··· GIVEN RECORDS

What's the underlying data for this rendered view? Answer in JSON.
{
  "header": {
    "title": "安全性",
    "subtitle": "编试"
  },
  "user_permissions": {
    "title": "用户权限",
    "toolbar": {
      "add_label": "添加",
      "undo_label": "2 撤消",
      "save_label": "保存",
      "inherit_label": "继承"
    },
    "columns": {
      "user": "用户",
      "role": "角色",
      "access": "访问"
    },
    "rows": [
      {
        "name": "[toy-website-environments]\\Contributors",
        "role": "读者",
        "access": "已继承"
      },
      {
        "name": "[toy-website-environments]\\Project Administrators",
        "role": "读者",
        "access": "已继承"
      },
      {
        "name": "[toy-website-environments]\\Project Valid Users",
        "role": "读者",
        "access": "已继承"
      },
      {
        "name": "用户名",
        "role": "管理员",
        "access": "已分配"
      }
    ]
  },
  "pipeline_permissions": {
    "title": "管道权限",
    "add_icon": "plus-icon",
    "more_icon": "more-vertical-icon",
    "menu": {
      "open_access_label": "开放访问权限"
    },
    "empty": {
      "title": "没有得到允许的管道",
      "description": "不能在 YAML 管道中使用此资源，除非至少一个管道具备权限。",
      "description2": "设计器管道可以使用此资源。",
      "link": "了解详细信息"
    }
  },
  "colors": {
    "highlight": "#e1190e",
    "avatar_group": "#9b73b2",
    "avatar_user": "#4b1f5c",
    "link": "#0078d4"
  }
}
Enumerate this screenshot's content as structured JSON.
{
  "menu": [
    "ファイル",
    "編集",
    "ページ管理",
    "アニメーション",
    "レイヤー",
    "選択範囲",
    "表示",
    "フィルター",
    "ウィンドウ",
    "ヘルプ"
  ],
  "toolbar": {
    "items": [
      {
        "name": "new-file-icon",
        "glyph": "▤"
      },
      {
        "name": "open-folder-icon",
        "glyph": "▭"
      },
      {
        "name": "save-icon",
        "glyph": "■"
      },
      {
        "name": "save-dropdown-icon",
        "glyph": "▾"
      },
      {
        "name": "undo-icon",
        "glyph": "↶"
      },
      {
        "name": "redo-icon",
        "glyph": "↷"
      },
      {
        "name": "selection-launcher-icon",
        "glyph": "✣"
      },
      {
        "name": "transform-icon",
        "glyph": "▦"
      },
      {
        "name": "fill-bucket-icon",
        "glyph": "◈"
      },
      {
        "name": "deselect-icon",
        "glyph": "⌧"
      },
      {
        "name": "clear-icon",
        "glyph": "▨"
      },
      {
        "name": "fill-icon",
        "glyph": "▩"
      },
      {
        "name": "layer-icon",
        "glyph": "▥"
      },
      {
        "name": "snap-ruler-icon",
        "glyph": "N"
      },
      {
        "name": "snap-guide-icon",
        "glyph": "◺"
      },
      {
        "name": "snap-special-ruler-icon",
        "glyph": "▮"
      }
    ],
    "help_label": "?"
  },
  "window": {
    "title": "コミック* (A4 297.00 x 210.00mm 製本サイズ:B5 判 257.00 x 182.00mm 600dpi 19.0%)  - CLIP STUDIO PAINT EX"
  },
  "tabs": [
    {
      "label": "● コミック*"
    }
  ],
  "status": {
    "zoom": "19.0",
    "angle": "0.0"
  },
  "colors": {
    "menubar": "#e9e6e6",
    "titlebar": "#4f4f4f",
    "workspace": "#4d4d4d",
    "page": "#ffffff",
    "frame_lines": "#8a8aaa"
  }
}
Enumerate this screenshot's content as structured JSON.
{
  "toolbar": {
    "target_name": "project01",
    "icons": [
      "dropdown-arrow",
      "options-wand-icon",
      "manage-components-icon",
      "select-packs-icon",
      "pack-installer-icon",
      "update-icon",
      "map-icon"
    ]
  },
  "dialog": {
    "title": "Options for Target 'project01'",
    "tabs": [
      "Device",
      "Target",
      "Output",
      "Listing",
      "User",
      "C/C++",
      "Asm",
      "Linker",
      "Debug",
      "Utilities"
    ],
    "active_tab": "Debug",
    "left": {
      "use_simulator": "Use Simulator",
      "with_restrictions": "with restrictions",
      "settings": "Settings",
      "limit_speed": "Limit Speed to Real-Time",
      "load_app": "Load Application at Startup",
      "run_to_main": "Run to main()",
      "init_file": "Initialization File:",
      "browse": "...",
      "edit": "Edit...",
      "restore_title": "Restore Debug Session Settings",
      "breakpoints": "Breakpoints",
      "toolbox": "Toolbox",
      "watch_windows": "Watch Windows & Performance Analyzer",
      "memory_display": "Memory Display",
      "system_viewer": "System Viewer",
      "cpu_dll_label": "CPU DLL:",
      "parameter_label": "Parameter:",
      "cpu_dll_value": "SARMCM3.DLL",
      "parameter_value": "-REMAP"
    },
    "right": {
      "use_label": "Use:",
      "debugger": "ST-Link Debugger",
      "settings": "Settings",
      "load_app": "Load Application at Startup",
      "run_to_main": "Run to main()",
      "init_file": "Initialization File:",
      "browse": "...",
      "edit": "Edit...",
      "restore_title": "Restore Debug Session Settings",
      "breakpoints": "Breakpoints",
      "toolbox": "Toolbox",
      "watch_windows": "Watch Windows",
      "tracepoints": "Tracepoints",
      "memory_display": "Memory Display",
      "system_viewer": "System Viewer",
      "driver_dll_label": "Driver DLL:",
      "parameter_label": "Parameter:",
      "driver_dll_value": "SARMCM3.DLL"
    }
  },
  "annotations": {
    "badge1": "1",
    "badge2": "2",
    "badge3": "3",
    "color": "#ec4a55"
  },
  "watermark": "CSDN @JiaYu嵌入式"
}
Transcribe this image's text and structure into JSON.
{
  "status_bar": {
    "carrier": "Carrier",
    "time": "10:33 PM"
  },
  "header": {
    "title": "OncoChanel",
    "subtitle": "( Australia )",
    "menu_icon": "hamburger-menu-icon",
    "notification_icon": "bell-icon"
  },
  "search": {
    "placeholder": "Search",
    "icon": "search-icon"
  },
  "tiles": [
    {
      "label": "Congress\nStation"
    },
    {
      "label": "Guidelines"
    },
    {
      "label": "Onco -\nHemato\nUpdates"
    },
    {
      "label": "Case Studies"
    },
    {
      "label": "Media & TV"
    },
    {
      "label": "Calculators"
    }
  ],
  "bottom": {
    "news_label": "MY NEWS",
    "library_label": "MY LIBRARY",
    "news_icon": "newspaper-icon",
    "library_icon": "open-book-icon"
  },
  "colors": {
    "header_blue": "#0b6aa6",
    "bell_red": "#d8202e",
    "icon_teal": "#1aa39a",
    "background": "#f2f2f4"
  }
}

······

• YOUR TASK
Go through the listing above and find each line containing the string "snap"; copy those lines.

• REPLY
        "name": "snap-ruler-icon",
        "name": "snap-guide-icon",
        "name": "snap-special-ruler-icon",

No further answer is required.